Posted on | 602 words | ~3mins

When you opt-in for cloud computing, there are several ways to organize your infrastructure. You can simply create things on demand through the control panel of your cloud provider or, in some cases, create your own scripts to trigger cloud APIs. Options are endless. It depends on creativity, use-case and needs.

If you have a small infrastructure to take care of, a manual process with some documentation might be enough. If you need something more robust and controlled, an automated process can be the way.

When it comes to automation, it is also very important to think about maintainability, and it is hard to find a compromise between building a custom solution or using something popular. One option which is really helpful for me during my journey into the DevOps is Terraform.

A little bit about Terraform

Terraform is an open-source infrastructure as code software tool. Basically, it means that instead of using a control-panel or building your own scripts to create your infrastructure, you can use a cleaner syntax to declare the desired resource and Terraform will take care of building it, from static IPs and DNS entries to a Compute Engine machine and a Kubernetes cluster.

By using Terraform, you have lots of advantages. For example:

  • The infrastructure is entirely backed-up
  • The code is very flexible and easy to read
  • It is versionable
  • It makes everything easier to replicate your infrastructure to multiple environments
  • Dependencies between resources are easier to visualize.

It’s time to DUEL!!! code

Let’s take a look at some examples using Terraform.

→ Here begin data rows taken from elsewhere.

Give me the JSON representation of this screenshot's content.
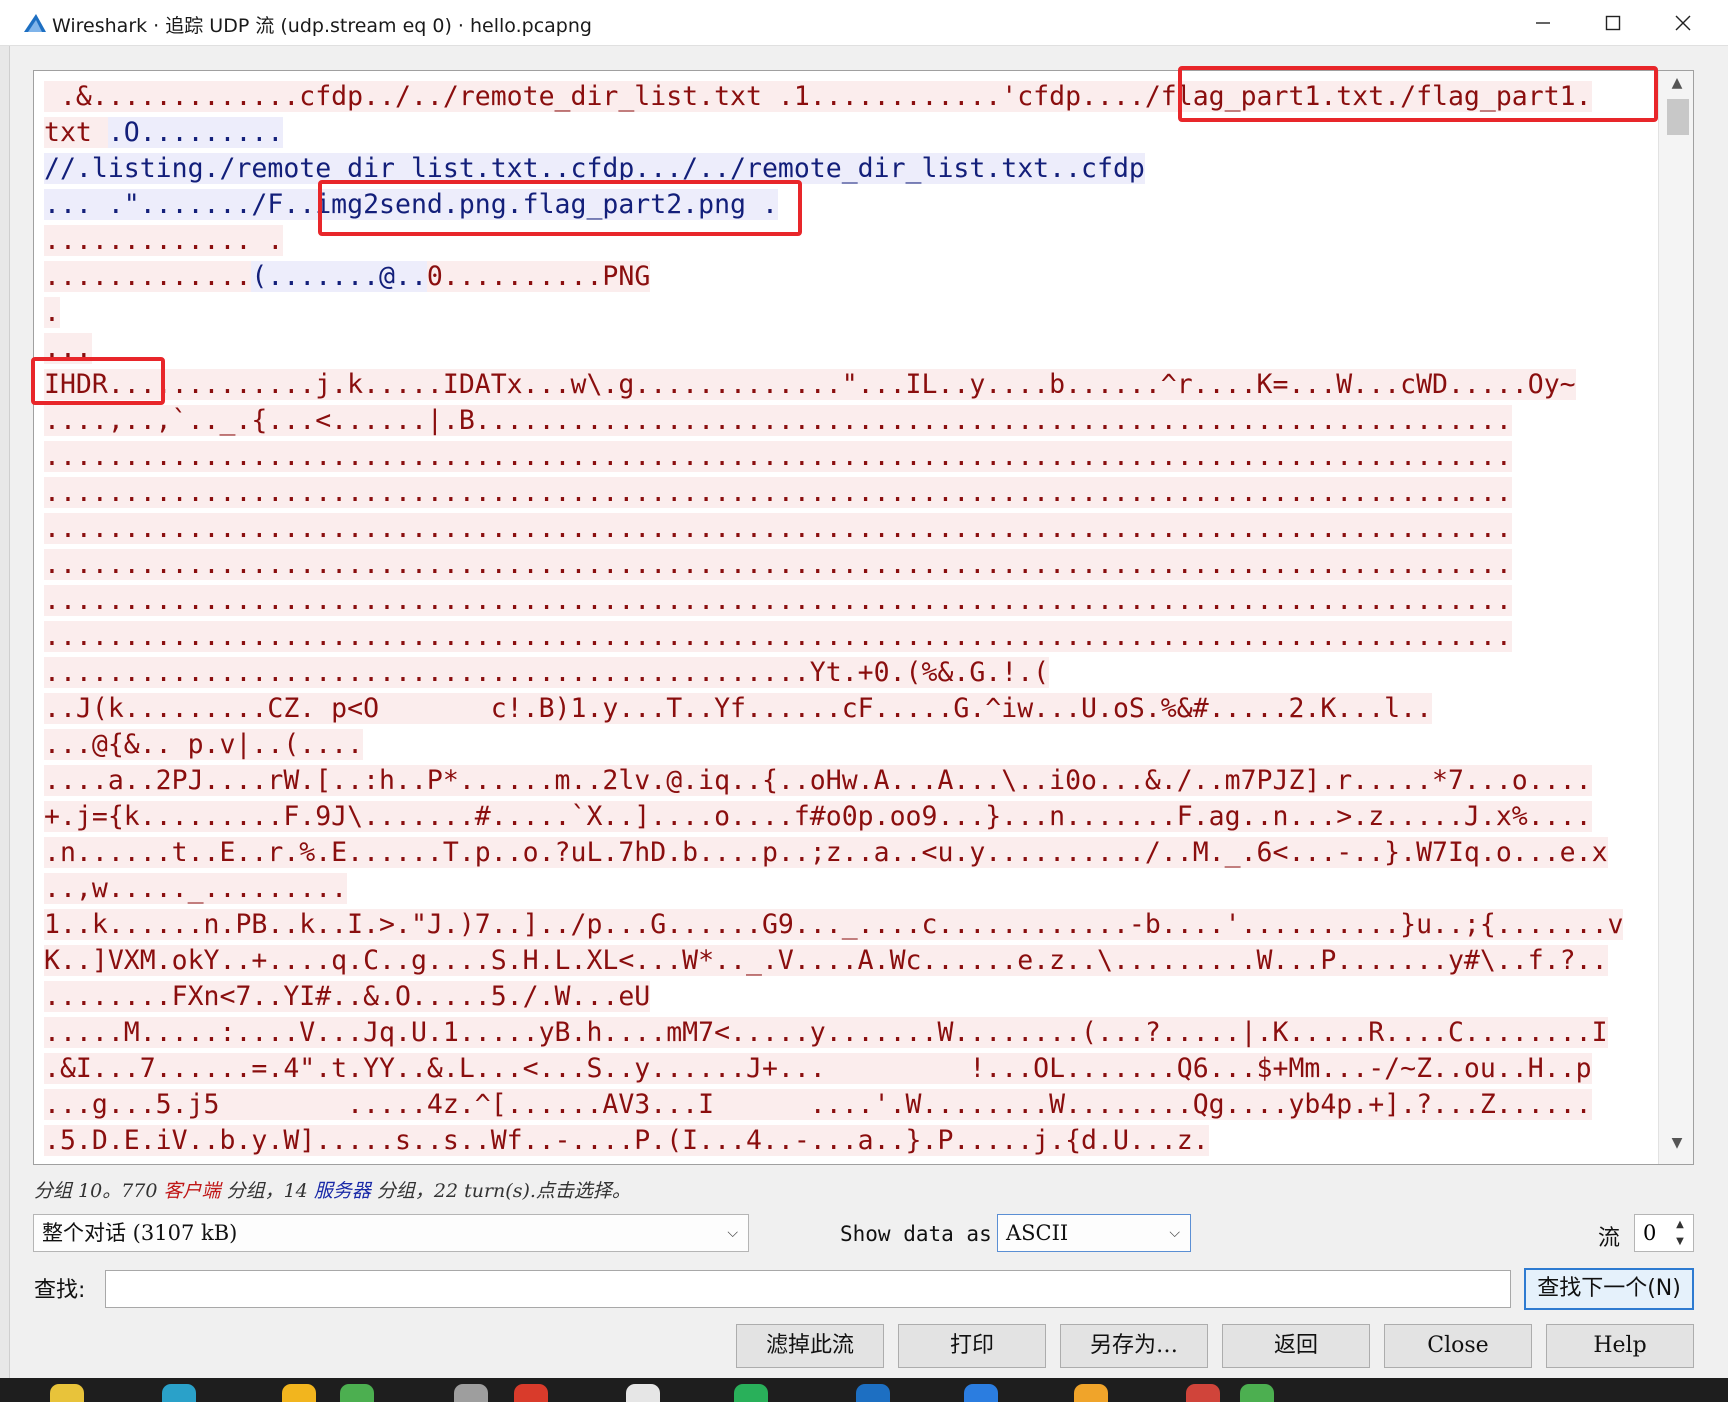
{
  "window": {
    "title": "Wireshark · 追踪 UDP 流 (udp.stream eq 0) · hello.pcapng"
  },
  "stream_lines": [
    [
      {
        "t": " .&.............cfdp../../remote_dir_list.txt .1............'cfdp..../flag_part1.txt./flag_part1.",
        "c": "client"
      }
    ],
    [
      {
        "t": "txt ",
        "c": "client"
      },
      {
        "t": ".O.........",
        "c": "server"
      }
    ],
    [
      {
        "t": "//.listing./remote_dir_list.txt..cfdp.../../remote_dir_list.txt..cfdp",
        "c": "server"
      }
    ],
    [
      {
        "t": "... .\"......./F..img2send.png.flag_part2.png .",
        "c": "server"
      }
    ],
    [
      {
        "t": "............. .",
        "c": "client"
      }
    ],
    [
      {
        "t": ".............",
        "c": "client"
      },
      {
        "t": "(.......@..",
        "c": "server"
      },
      {
        "t": "0..........PNG",
        "c": "client"
      }
    ],
    [
      {
        "t": ".",
        "c": "client"
      }
    ],
    [
      {
        "t": "...",
        "c": "client"
      }
    ],
    [
      {
        "t": "IHDR.............j.k.....IDATx...w\\.g.............\"...IL..y....b......^r....K=...W...cWD.....Oy~",
        "c": "client"
      }
    ],
    [
      {
        "t": "....,..,`.._.{...<......|.B.................................................................",
        "c": "client"
      }
    ],
    [
      {
        "t": "............................................................................................",
        "c": "client"
      }
    ],
    [
      {
        "t": "............................................................................................",
        "c": "client"
      }
    ],
    [
      {
        "t": "............................................................................................",
        "c": "client"
      }
    ],
    [
      {
        "t": "............................................................................................",
        "c": "client"
      }
    ],
    [
      {
        "t": "............................................................................................",
        "c": "client"
      }
    ],
    [
      {
        "t": "............................................................................................",
        "c": "client"
      }
    ],
    [
      {
        "t": "................................................Yt.+0.(%&.G.!.(",
        "c": "client"
      }
    ],
    [
      {
        "t": "..J(k.........CZ. p<O       c!.B)1.y...T..Yf......cF.....G.^iw...U.oS.%&#.....2.K...l..",
        "c": "client"
      }
    ],
    [
      {
        "t": "...@{&.. p.v|..(....",
        "c": "client"
      }
    ],
    [
      {
        "t": "....a..2PJ....rW.[..:h..P*......m..2lv.@.iq..{..oHw.A...A...\\..i0o...&./..m7PJZ].r.....*7...o....",
        "c": "client"
      }
    ],
    [
      {
        "t": "+.j={k.........F.9J\\.......#.....`X..]....o....f#o0p.oo9...}...n.......F.ag..n...>.z.....J.x%....",
        "c": "client"
      }
    ],
    [
      {
        "t": ".n......t..E..r.%.E......T.p..o.?uL.7hD.b....p..;z..a..<u.y........../..M._.6<...-..}.W7Iq.o...e.x",
        "c": "client"
      }
    ],
    [
      {
        "t": "..,w....._.........",
        "c": "client"
      }
    ],
    [
      {
        "t": "1..k......n.PB..k..I.>.\"J.)7..]../p...G......G9..._....c............-b....'..........}u..;{.......v",
        "c": "client"
      }
    ],
    [
      {
        "t": "K..]VXM.okY..+....q.C..g....S.H.L.XL<...W*.._.V....A.Wc......e.z..\\.........W...P.......y#\\..f.?..",
        "c": "client"
      }
    ],
    [
      {
        "t": "........FXn<7..YI#..&.O.....5./.W...eU",
        "c": "client"
      }
    ],
    [
      {
        "t": ".....M.....:....V...Jq.U.1.....yB.h....mM7<.....y.......W........(...?.....|.K.....R....C........I",
        "c": "client"
      }
    ],
    [
      {
        "t": ".&I...7......=.4\".t.YY..&.L...<...S..y......J+...         !...OL.......Q6...$+Mm...-/~Z..ou..H..p",
        "c": "client"
      }
    ],
    [
      {
        "t": "...g...5.j5        .....4z.^[......AV3...I      ....'.W........W........Qg....yb4p.+].?...Z......",
        "c": "client"
      }
    ],
    [
      {
        "t": ".5.D.E.iV..b.y.W].....s..s..Wf..-....P.(I...4..-...a..}.P.....j.{d.U...z.",
        "c": "client"
      }
    ]
  ],
  "status": {
    "prefix": "分组 10。770 ",
    "client": "客户端",
    "middle": " 分组，14 ",
    "server": "服务器",
    "suffix": " 分组，22 turn(s).点击选择。"
  },
  "controls": {
    "conversation": "整个对话 (3107 kB)",
    "show_label": "Show data as",
    "show_value": "ASCII",
    "stream_label": "流",
    "stream_value": "0"
  },
  "find": {
    "label": "查找:",
    "value": "",
    "next_button": "查找下一个(N)"
  },
  "buttons": {
    "filter": "滤掉此流",
    "print": "打印",
    "save_as": "另存为…",
    "back": "返回",
    "close": "Close",
    "help": "Help"
  },
  "colors": {
    "client_bg": "#fbeded",
    "client_fg": "#8a0e0e",
    "server_bg": "#ededfb",
    "server_fg": "#131f7a",
    "annotation": "#e8262a"
  }
}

Using a static IP with a DNS entry pointing to it on Google Cloud

terraform { #1
  required_version = ">= 0.12"

provider "google" { #2
  project = "my-awesome-staging-server"
  region = "europe-west1-d"
  version = "2.14.0"

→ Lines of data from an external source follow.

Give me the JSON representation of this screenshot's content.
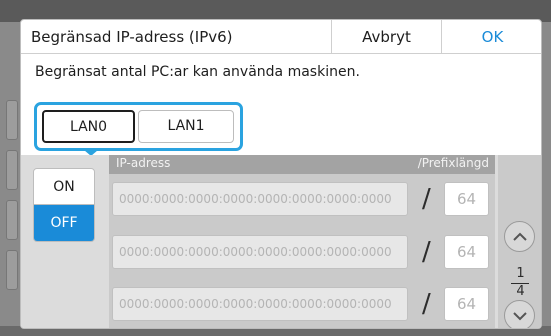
{
  "dialog": {
    "title": "Begränsad IP-adress (IPv6)",
    "cancel_label": "Avbryt",
    "ok_label": "OK",
    "description": "Begränsat antal PC:ar kan använda maskinen."
  },
  "lan_tabs": [
    {
      "label": "LAN0",
      "selected": true
    },
    {
      "label": "LAN1",
      "selected": false
    }
  ],
  "toggle": {
    "on_label": "ON",
    "off_label": "OFF",
    "selected": "OFF"
  },
  "table": {
    "ip_header": "IP-adress",
    "prefix_header": "/Prefixlängd",
    "rows": [
      {
        "ip_placeholder": "0000:0000:0000:0000:0000:0000:0000:0000",
        "slash": "/",
        "prefix": "64"
      },
      {
        "ip_placeholder": "0000:0000:0000:0000:0000:0000:0000:0000",
        "slash": "/",
        "prefix": "64"
      },
      {
        "ip_placeholder": "0000:0000:0000:0000:0000:0000:0000:0000",
        "slash": "/",
        "prefix": "64"
      }
    ]
  },
  "pager": {
    "current": "1",
    "total": "4",
    "up_icon": "chevron-up-icon",
    "down_icon": "chevron-down-icon"
  },
  "colors": {
    "accent": "#1a8bd8",
    "highlight": "#2aa3e0",
    "content_bg": "#dcdcdc"
  }
}
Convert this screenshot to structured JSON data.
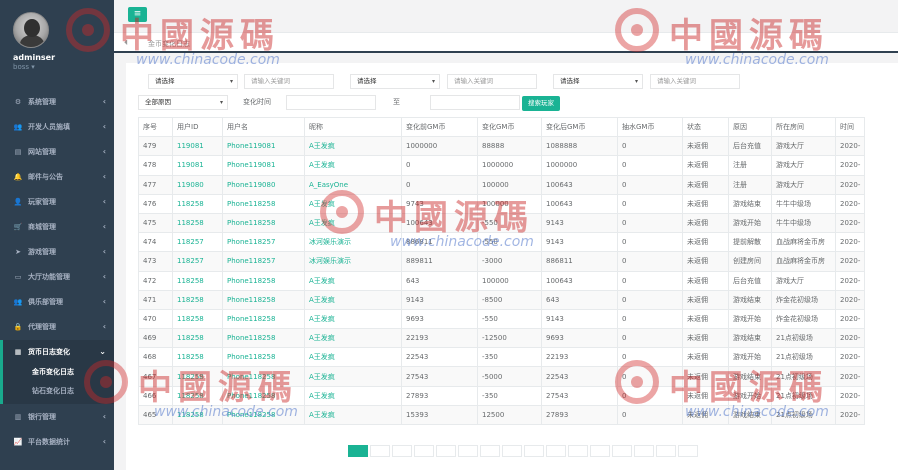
{
  "sidebar": {
    "username": "adminser",
    "role": "boss ▾",
    "items": [
      {
        "label": "系统管理",
        "icon": "gears-icon",
        "glyph": "⚙"
      },
      {
        "label": "开发人员施填",
        "icon": "users-icon",
        "glyph": "👥"
      },
      {
        "label": "网站管理",
        "icon": "globe-icon",
        "glyph": "▤"
      },
      {
        "label": "邮件与公告",
        "icon": "bell-icon",
        "glyph": "🔔"
      },
      {
        "label": "玩家管理",
        "icon": "user-icon",
        "glyph": "👤"
      },
      {
        "label": "商城管理",
        "icon": "cart-icon",
        "glyph": "🛒"
      },
      {
        "label": "游戏管理",
        "icon": "send-icon",
        "glyph": "➤"
      },
      {
        "label": "大厅功能管理",
        "icon": "desktop-icon",
        "glyph": "▭"
      },
      {
        "label": "俱乐部管理",
        "icon": "group-icon",
        "glyph": "👥"
      },
      {
        "label": "代理管理",
        "icon": "lock-icon",
        "glyph": "🔒"
      },
      {
        "label": "货币日志变化",
        "icon": "calendar-icon",
        "glyph": "▦"
      },
      {
        "label": "银行管理",
        "icon": "bank-icon",
        "glyph": "▥"
      },
      {
        "label": "平台数据统计",
        "icon": "chart-icon",
        "glyph": "📈"
      }
    ],
    "sub_items": [
      "金币变化日志",
      "钻石变化日志"
    ]
  },
  "topbar": {
    "menu_glyph": "≡"
  },
  "tabs": {
    "back_glyph": "⏴",
    "active": "金币变化日志"
  },
  "filters": {
    "select1": "请选择",
    "input1_placeholder": "请输入关键词",
    "select2": "请选择",
    "input2_placeholder": "请输入关键词",
    "select3": "请选择",
    "input3_placeholder": "请输入关键词",
    "reason_select": "全部原因",
    "time_label": "变化时间",
    "to_label": "至",
    "search_button": "搜索玩家"
  },
  "table": {
    "headers": [
      "序号",
      "用户ID",
      "用户名",
      "昵称",
      "变化前GM币",
      "变化GM币",
      "变化后GM币",
      "抽水GM币",
      "状态",
      "原因",
      "所在房间",
      "时间"
    ],
    "rows": [
      [
        "479",
        "119081",
        "Phone119081",
        "A王发疯",
        "1000000",
        "88888",
        "1088888",
        "0",
        "未返佣",
        "后台充值",
        "游戏大厅",
        "2020-"
      ],
      [
        "478",
        "119081",
        "Phone119081",
        "A王发疯",
        "0",
        "1000000",
        "1000000",
        "0",
        "未返佣",
        "注册",
        "游戏大厅",
        "2020-"
      ],
      [
        "477",
        "119080",
        "Phone119080",
        "A_EasyOne",
        "0",
        "100000",
        "100643",
        "0",
        "未返佣",
        "注册",
        "游戏大厅",
        "2020-"
      ],
      [
        "476",
        "118258",
        "Phone118258",
        "A王发疯",
        "9743",
        "100000",
        "100643",
        "0",
        "未返佣",
        "游戏结束",
        "牛牛中级场",
        "2020-"
      ],
      [
        "475",
        "118258",
        "Phone118258",
        "A王发疯",
        "100643",
        "-550",
        "9143",
        "0",
        "未返佣",
        "游戏开始",
        "牛牛中级场",
        "2020-"
      ],
      [
        "474",
        "118257",
        "Phone118257",
        "冰河娱乐演示",
        "886811",
        "-550",
        "9143",
        "0",
        "未返佣",
        "提前解散",
        "血战麻将金币房",
        "2020-"
      ],
      [
        "473",
        "118257",
        "Phone118257",
        "冰河娱乐演示",
        "889811",
        "-3000",
        "886811",
        "0",
        "未返佣",
        "创建房间",
        "血战麻将金币房",
        "2020-"
      ],
      [
        "472",
        "118258",
        "Phone118258",
        "A王发疯",
        "643",
        "100000",
        "100643",
        "0",
        "未返佣",
        "后台充值",
        "游戏大厅",
        "2020-"
      ],
      [
        "471",
        "118258",
        "Phone118258",
        "A王发疯",
        "9143",
        "-8500",
        "643",
        "0",
        "未返佣",
        "游戏结束",
        "炸金花初级场",
        "2020-"
      ],
      [
        "470",
        "118258",
        "Phone118258",
        "A王发疯",
        "9693",
        "-550",
        "9143",
        "0",
        "未返佣",
        "游戏开始",
        "炸金花初级场",
        "2020-"
      ],
      [
        "469",
        "118258",
        "Phone118258",
        "A王发疯",
        "22193",
        "-12500",
        "9693",
        "0",
        "未返佣",
        "游戏结束",
        "21点初级场",
        "2020-"
      ],
      [
        "468",
        "118258",
        "Phone118258",
        "A王发疯",
        "22543",
        "-350",
        "22193",
        "0",
        "未返佣",
        "游戏开始",
        "21点初级场",
        "2020-"
      ],
      [
        "467",
        "118258",
        "Phone118258",
        "A王发疯",
        "27543",
        "-5000",
        "22543",
        "0",
        "未返佣",
        "游戏结束",
        "21点初级场",
        "2020-"
      ],
      [
        "466",
        "118258",
        "Phone118258",
        "A王发疯",
        "27893",
        "-350",
        "27543",
        "0",
        "未返佣",
        "游戏开始",
        "21点初级场",
        "2020-"
      ],
      [
        "465",
        "118258",
        "Phone118258",
        "A王发疯",
        "15393",
        "12500",
        "27893",
        "0",
        "未返佣",
        "游戏结束",
        "21点初级场",
        "2020-"
      ]
    ]
  },
  "watermark": {
    "cn": "中國源碼",
    "url": "www.chinacode.com"
  },
  "colors": {
    "sidebar_bg": "#2f4050",
    "accent": "#1ab394",
    "link": "#1ab394"
  }
}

resource "google_compute_global_address" "staging" { #3
  name = "staging"

resource "google_dns_managed_zone" "staging" { #4
  name = "staging"
  dns_name = ""

resource "google_dns_record_set" "staging" { #5
  project = "my-awesome-staging-server"
  managed_zone = google_dns_managed_zone.staging.dns_name

  name = ""
  type = "A"
  ttl  = 60

  rrdatas = [

What is actually being defined here?

  1. Restricts Terraform version to 0.12 or above
  2. Defines global settings for all resources related to Google Cloud. On the example above, we’re setting up the default project, default server region and also defining which provider version we want to use
  3. Requests a static IP called staging
  4. Creates a DNS managed zone, so we can create our DNS entries for the domain
  5. Creates a DNS entry type A named (on Google Cloud, the final dot on the string is mandatory) pointing to the static IP defined on step 3.

Cool things about Terraform

  • It identifies which resources are depending on other resources. For example: It doesn’t make sense to try to create a DNS record if the managed zone is not created yet or if the static IP is not available by some reason. As we have attributes referring to those resources, they’re automagically dependent from each other (see managed_zone and rrdatas attributes);
  • When you deploy your infrastructure, it generates a .tfstate file. This file controls the status of all resources and, based on that, Terraform identifies which resources have to be updated, destroyed or created when you change your code;

This article is an introduction to Terraform. My idea is to create several others explaining from the basics how to define a complex infrastructure with the help of Terraform. If you can, please, give me some feedback about what you think of my way of writing, so I can use it to improve the next ones! :)